Gubaidullin is believed to be one of at least 300 Kazakh citizens fighting for the Islamic State group, half of which are believed to be women, Sputnik News reported, which quoted the National Security Committee of Kazakhstan.

“[Gudaidullin] is suspected of being a member of an illegal armed formation and participated in the Syrian military conflict on the side of anti-government forces,” according to a police statement.

Kazakhstan authorities charged Gudaidullin under Article 257, Section 2 of the national criminal code, which denotes “hooliganism” accompanied “by resistance to a representative of the state authority” and done so as part of an organized group. The offense carries a monetary fine, up to 240 hours of community service and up to five years incarceration. Section 3 of the article states that “hooliganism committed with firearms, gaseous weapons, knives, brass-knuckles, or other cold steel” can carry a punishment of up to seven years in prison.
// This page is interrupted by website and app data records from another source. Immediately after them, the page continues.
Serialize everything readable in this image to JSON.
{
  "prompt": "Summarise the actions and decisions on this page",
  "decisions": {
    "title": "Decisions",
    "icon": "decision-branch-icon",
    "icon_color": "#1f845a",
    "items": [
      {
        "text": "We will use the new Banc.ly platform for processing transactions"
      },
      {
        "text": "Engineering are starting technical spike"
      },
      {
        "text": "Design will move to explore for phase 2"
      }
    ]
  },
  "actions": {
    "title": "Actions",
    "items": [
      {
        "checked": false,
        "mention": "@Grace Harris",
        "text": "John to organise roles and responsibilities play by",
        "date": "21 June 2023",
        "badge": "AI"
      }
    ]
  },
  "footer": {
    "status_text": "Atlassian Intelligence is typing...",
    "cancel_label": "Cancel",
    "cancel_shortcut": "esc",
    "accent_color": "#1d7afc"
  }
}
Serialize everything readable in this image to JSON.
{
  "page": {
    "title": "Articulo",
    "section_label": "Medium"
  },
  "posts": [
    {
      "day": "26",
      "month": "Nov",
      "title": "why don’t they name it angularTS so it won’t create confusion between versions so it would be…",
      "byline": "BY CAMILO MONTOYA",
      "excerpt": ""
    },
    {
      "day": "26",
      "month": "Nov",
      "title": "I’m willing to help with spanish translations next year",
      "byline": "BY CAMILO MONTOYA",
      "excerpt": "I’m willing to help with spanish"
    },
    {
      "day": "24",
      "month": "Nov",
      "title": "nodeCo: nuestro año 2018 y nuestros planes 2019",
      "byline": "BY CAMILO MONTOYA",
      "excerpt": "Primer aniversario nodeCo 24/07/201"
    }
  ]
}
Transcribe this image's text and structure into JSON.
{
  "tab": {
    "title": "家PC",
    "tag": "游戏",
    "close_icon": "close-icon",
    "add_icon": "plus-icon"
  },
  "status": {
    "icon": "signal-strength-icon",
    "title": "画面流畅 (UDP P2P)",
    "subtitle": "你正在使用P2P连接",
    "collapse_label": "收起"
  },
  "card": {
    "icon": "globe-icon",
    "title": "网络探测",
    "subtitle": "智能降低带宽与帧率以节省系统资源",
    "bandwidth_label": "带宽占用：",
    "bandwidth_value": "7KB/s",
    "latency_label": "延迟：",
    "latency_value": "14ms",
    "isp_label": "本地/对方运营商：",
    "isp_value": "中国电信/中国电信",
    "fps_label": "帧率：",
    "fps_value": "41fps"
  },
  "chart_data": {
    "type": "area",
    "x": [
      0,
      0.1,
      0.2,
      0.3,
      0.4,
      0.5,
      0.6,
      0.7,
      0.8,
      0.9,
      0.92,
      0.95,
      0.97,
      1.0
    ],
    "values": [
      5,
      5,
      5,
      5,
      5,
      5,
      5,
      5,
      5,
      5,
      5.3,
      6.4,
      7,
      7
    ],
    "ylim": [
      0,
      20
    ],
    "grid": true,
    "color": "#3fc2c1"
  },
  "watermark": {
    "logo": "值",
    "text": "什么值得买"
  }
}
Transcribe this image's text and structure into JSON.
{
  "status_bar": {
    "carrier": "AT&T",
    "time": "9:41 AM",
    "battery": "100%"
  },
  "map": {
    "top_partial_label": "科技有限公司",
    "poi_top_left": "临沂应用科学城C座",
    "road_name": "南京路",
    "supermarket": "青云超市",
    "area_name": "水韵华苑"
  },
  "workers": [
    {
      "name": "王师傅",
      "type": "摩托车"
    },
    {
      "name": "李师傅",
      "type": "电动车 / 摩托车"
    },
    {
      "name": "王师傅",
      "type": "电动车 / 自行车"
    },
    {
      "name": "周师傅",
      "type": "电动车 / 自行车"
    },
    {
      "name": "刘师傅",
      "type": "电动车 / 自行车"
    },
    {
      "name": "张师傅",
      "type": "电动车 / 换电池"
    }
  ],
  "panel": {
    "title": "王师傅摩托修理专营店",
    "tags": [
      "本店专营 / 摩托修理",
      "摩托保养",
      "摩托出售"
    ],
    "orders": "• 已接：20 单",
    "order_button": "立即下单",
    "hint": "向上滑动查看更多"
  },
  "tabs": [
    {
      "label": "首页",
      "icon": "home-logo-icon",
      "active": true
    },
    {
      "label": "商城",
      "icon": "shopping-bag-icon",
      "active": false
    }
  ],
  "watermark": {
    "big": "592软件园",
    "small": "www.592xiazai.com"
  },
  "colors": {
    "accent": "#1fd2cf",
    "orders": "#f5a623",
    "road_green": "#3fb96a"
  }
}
Gudaidullin was the captain for FC Akzhayik, a Kazakh Premier League team based in Oral in Kazakhstan’s western region near the Russian border. A man claiming to be a former player for the Arsenal football club in London appeared in a video last April urging people to travel to Syria and fight for the Islamic State group, but authorities and team officials said they weren’t sure how much involvement the man had with Arsenal. Team officials said he could have taken part in trials and coaching sessions meant to determine the skills of prospective players.

Text in the video said the man “played for Arsenal in London, and left football, money and European way of life to make the path of Allah.”

According to the latest estimates by U.S. intelligence officials, around 20,000 individuals from around the world are believed to have traveled into Syria and Iraq to fight alongside extremist groups since the beginning of the Syrian Civil War in 2011. At least 3,400 of those are from Western nations.